The uneasy relationship between the U.S. and Iceland didn't stop there. In 1949, Iceland, which doesn't have an army, joined U.S.-led NATO, a move that sparked uncharacteristically intense protests outside Iceland's parliament, the Alþingi. The U.S. reestablished itself at Keflavik in 1951 as a NATO ally in the fight against the Soviets. Iceland was viewed as an important strategic locale because of its position in the North Atlantic Ocean.

Amalia Lindal, an American who immigrated to Iceland, noted the tension between the American servicemen and the native Icelanders. The military men weren't treated with animus, but were viewed with suspicion as foreigners. At one point, Lindal noticed a serviceman unintentionally ordering in English an unusual and likely-unwanted dish at a restaurant. At the time- Lindal's book came out in 1962- English was not widely spoken in Iceland. Lindal knew what was happening, but chose not to reveal her Americanness in aid of the serviceman for fear of being viewed as an outsider in insular Iceland.

Lindal noticed the transience of the employees of the American Embassy. In 2014, the American Embassy, located in downtown Reykjavik is sternly protected. An Icelandic guard patrols the perimeter preventing passersby from taking pictures of anything but the top of the Embassy building. Iceland is so remote and quiet that the fear seems absurd.

Iceland has slowly warmed up to the American way. English is now widely spoken and most Icelanders are fluent. American culture influences the music scene and the American hipster style is prevalent in Reykjavik. The end of the Cold War relieved Icelandic fears of America's presence at Keflavik. The U.S. left the base in 2006, further easing any lingering discomfort.

In 2001, the billionaire owner of the Icelandic supermarket chain Bonus, Jon Asgeir Johannesson- an upstart who challenged Iceland's traditional wealthy class- bought a pair of dollar store chains in the U.S. Asgeir was part of a new wave of Icelanders, in addition to the singer Bjork, who helped the country rebrand itself to the U.S. and the world at large.

In 2008, a financial collapse created an economic crisis in the U.S. The crisis had far-reaching effects, including an economic implosion in Iceland. Asgeir's fortune was wiped out. Significant protests formed outside of the Alþingi for the first time since 1949. The value of the Icelandic Krona plummeted.

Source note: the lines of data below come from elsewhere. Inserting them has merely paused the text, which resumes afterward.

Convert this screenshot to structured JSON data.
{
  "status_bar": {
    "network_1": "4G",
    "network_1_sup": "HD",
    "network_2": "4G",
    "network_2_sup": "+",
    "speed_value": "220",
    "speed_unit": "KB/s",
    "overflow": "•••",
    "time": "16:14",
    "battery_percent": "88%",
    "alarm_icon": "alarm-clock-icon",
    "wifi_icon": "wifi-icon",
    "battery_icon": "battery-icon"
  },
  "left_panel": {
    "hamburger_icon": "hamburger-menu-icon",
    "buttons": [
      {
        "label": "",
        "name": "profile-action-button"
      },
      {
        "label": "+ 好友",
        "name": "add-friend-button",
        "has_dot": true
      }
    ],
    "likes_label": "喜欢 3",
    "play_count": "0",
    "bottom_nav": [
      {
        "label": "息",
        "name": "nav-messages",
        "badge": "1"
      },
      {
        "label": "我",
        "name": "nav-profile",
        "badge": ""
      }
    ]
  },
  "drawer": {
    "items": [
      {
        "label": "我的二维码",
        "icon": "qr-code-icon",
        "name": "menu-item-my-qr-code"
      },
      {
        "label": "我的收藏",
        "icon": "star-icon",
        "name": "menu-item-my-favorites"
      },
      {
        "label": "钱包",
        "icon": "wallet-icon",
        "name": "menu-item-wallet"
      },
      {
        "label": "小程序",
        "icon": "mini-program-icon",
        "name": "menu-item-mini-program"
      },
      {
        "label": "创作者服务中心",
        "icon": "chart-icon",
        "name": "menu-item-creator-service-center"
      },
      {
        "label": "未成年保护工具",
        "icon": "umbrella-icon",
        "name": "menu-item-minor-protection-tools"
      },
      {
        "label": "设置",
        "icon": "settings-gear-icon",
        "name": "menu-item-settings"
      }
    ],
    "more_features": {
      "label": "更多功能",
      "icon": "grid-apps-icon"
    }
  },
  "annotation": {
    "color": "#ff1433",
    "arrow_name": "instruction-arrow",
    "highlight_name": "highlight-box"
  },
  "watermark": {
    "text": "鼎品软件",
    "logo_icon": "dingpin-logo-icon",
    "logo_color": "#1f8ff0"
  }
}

It is the end of 2014 and the two countries enjoy close relations. Iceland has since recovered from the 2008 crisis. Tourists fluidly pass between each other's borders via Icelandair. All is well for the time being. But as World War II, the Cold War, and the 2008 financial crisis have shown, Iceland's fate is tied to the U.S.